So yes, despite enduring and repressing those awful moments in my early life during which I didn't understand what was happening to me or why, decades later I did get married; I did become a parent; I did start a business that I continue to run today; and I am still learning to navigate this "new normal." These milestones do not erase the trauma that I experienced. Society needs to open their eyes and realize that any triumph after something as ghastly as childhood abuse should be celebrated, not looked upon as evidence that perhaps the trauma "never happened" or "wasn't that bad. "When a survivor is speaking out about what happened to them, they are asking the world to join them on their journey to heal. We need love, we need to feel safe and we need society to learn the signs of abuse and how to prevent it so that we can protect the 1 out of 10 children who are being abused by the age of 18. When I state this statistic at events or in large groups, I often have at least one person come up to me after and confide that they too are a survivor and have kept it a secret. My vehicle for speaking out was through the novella The Survivors Club, which is the inspiration behind a TV pilot that my co-creator and I are pitching as a supernatural, mind-bending TV series. Acknowledging my abuse has empowered me to speak up on behalf of innocent children who do not have a voice and the adult survivors who are silent.
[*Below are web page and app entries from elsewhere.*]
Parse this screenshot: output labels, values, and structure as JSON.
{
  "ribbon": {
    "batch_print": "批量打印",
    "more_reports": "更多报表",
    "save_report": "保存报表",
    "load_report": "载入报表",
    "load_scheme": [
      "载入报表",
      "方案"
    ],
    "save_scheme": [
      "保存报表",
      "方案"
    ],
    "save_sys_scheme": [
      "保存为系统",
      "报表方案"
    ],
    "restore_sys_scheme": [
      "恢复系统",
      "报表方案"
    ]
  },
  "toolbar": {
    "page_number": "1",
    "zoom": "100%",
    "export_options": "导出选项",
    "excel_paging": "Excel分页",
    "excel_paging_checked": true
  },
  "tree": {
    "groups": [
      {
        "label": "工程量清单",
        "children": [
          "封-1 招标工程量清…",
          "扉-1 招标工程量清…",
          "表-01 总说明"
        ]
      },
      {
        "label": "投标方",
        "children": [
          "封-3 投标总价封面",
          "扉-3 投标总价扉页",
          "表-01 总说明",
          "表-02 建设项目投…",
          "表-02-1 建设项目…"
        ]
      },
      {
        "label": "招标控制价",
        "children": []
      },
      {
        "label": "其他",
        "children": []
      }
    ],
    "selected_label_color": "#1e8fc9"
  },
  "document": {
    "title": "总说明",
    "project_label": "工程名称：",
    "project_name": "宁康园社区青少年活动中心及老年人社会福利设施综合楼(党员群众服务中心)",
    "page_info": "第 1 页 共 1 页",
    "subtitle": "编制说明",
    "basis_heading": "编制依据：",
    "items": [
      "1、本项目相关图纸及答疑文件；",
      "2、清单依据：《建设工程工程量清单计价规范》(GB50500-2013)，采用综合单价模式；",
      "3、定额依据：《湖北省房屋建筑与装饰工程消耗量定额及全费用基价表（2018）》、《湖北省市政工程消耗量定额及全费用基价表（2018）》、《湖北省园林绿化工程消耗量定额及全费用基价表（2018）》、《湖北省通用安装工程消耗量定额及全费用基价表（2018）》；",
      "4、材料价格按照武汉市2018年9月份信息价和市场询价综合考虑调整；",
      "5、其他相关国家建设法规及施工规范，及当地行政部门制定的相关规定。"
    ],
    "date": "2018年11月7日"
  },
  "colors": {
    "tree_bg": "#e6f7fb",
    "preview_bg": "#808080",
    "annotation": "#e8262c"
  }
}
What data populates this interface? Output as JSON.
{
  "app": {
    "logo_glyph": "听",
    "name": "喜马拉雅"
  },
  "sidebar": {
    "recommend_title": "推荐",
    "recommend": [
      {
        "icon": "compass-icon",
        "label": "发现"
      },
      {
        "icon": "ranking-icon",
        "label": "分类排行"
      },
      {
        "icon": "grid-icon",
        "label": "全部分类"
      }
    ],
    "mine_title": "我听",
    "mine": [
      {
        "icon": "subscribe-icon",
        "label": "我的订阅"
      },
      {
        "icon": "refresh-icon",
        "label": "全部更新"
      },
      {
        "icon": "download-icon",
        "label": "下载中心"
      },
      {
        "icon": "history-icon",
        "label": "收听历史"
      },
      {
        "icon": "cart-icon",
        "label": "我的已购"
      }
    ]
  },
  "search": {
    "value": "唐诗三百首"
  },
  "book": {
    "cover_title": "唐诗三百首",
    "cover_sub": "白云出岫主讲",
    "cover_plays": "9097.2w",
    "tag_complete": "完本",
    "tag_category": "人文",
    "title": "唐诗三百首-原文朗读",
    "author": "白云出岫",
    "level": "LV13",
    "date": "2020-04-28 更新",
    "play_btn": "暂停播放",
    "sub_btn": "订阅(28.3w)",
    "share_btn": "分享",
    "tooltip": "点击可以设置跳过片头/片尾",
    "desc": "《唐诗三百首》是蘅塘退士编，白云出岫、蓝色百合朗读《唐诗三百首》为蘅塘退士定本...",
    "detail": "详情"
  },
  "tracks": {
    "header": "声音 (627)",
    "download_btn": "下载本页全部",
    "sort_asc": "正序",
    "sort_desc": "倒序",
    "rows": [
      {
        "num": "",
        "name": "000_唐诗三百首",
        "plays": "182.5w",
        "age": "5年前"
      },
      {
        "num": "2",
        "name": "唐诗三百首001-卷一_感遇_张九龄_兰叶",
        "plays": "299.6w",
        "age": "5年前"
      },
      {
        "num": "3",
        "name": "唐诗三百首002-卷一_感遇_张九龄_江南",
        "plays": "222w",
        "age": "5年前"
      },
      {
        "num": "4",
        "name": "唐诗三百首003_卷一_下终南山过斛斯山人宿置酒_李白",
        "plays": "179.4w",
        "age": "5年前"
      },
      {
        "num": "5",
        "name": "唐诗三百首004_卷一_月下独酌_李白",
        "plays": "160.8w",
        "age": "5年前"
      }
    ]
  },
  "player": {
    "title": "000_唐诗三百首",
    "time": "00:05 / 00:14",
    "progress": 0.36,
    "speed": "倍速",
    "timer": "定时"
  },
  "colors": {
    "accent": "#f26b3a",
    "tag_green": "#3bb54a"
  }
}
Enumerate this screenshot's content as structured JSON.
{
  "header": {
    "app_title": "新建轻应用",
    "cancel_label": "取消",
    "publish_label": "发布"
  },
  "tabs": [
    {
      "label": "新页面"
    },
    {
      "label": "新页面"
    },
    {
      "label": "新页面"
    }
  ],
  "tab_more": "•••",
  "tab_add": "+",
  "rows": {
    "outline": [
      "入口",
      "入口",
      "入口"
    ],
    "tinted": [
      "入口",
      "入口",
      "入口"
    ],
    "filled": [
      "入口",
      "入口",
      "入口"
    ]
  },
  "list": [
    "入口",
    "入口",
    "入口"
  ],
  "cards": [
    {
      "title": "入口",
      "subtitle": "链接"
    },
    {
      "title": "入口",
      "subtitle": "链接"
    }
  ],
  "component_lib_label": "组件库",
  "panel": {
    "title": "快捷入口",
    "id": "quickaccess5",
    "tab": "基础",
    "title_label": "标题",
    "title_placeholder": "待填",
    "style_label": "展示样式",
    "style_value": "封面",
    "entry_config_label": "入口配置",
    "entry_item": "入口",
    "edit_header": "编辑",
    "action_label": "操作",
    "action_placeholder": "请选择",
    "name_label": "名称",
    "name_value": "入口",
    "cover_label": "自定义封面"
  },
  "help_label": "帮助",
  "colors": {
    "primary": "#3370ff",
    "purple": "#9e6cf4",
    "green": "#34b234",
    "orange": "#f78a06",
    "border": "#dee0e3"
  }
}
Remembering has helped me further understand my young adult challenges,past risky relationships, anger issues, buried fears, and my anxieties. I am determined to thrive and not hide behind these negative things as they have molded me into the strong person I am today.Here is my advice to those who wonder how to best support survivors of sexual abuse:Ask how we need support: Many survivors have a tough exterior, which means the people around them assume they never need help--we tend to be the caregivers for our friends and families. Learning to be vulnerable was new for me, so I realized I needed a check-off list of what loved ones should ask me afterI had a panic attack.
The list had questions like: "Do you need a hug," "How are you feeling," "Do you need time alone."Be patient with our PTSD". Family and close ones tend to ask when will the PTSD go away. It isn't a cold or a disease that requires a finite amount of drugs or treatment. There's no pill to make it miraculously disappear, but therapy helps manage it and some therapies have been known to help it go away. Mental Health America has a wealth of information on PTSD that can help you and survivors understand it better. Have compassion: When I was with friends at a preschool tour to learn more about its summer camp, I almost fainted because I couldn't stop worrying about my kids being around new teenagers and staff that might watch them go the bathroom or put on their bathing suit. After the tour, my friends said,"Nubia, you don't have to put your kids in this camp. They will be happy doing other things this summer."
In that moment, I realized how lucky I was to have friends who understood what I was going through and supported me. They showed me love and compassion, which made me feel safe and not judged.